McClave, J. T., Benson, P. G., Sincich, T. (2014) Statistics for Business and Economics, 12th Edition, Essex: Pearson
Newbold P., Carlson W.L. and Thorne B.M. (2013) Statistics for Business & Economics, 8th edition, Harlow: Pearson
Renshaw Geoff, Maths for Economics, 4th Edition (2016), Oxford University Press.
Wisniewski, M. (2009) Quantitative Methods for Decision Makers, 5th edition, Harlow: FT Prentice Hal
Reading list: The Economy ECN1018
Akerlof, G. A. and Shiller, R.J. (2009): Animal Spirits, Princeton University Press.
Atkinson B. and Johns S (2001): Studying Economics, Palgrave.
Krugman, P. Wells, R. (2017) Economics, Worth.
ECN1006 – Economic Environment
*** Sloman and Garratt (2013), Essentials of Economics (6th Ed), FT Prentice Hall
*Begg, D., Vernasca, G., Fischer S. and R. Dornbusch, Economics (11th/10th Eds) McGraw Hill Education
*Mankiw, N.G. and M. Taylor (2014), Economics (3rd Ed), Cengagebrain
Academic Support Activity
Studying at the University of Northampton has allowed me to reach my full potential. The lecturers have diligently encouraged me to excel in my capabilities, whilst actively cultivating any flaws. I will truly leave the university a much enriched, confident and proficient individualTania Bhutta
Teachers’ are very responsive and offer the support whenever we need. We have the chance to travel that gives a different perspective to our opinion and helps to understand how theories work in real life.Gheorghia Costandachi
Preparing For Your First Year Of Study
Top five study tips from the Learning Development team!
1. Be Prepared
Becoming a university student requires you to step up your independent learning skills. You need to be able to plan, research and write assignments on your own, which may be something you have not done before. Read through Palgrave's tips for Personal Effectiveness and Independent Study to learn more about the skills you will start to develop as a new undergraduate.
2. Invest in a planner
Independent learning means that you are in control of your timetable and how you spend your time, so use your time wisely. You will be given times and locations of seminars, workshops and other sessions you have to attend as part of your course at the start. You will also need to allocate time for reading, researching and completing assignments, as well as for all your social activities: get a head start by watching our video What is time management?

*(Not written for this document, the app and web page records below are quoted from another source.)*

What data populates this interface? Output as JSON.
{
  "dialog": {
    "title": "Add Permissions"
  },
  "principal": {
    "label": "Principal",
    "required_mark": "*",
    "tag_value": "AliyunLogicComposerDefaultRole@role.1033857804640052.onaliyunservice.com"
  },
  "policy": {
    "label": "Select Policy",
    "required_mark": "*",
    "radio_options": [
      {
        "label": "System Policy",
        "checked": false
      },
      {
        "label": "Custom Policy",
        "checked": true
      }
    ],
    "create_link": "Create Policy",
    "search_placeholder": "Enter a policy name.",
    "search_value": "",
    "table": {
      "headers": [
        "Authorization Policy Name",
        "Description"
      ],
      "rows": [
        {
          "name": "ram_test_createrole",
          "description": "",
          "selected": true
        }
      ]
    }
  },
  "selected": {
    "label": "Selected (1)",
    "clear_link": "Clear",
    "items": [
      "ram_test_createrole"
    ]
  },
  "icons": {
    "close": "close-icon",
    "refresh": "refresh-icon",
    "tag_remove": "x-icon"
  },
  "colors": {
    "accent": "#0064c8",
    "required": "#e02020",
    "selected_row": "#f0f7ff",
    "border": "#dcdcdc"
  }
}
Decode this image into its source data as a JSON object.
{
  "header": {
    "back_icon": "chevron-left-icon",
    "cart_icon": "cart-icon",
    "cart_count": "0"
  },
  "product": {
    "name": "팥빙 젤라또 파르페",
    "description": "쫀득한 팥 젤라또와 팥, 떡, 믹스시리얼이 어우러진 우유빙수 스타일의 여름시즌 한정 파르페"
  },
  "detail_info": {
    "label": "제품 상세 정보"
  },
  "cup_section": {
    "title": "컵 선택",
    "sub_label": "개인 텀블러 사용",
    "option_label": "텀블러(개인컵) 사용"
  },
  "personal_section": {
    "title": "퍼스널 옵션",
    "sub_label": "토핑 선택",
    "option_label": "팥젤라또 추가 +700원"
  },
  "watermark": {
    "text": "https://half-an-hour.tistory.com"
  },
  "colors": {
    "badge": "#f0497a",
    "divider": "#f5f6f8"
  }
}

3. Fine tune your voice
You might worry that you will not be able to write at the level expected of a university student. At the University of Northampton we take this into consideration and provide lots of support to help you. Go to our online support for academic writing for further guidance.
4. Get into an argument
Writing critically and developing an argument for your essays and reports is a skill that you will develop throughout your first year of university. Review the guide on how to write more critically to help you understand the process to enhance your critical thinking
5. Know who can help you
Going to university is exciting but it can also be a challenge. We know that students may need a helping hand at any time during their studies, which is why we are here to help. You can book an appointment with a Learning Development tutor for help and guidance with study skills or academic writing, as well as support with maths and statistics. Find out more about the services on offer at the Learning Development page on Skills Hub. You can also find out more about other sources of 1-2-1 help - including our academic librarians - by going to our Study Support page.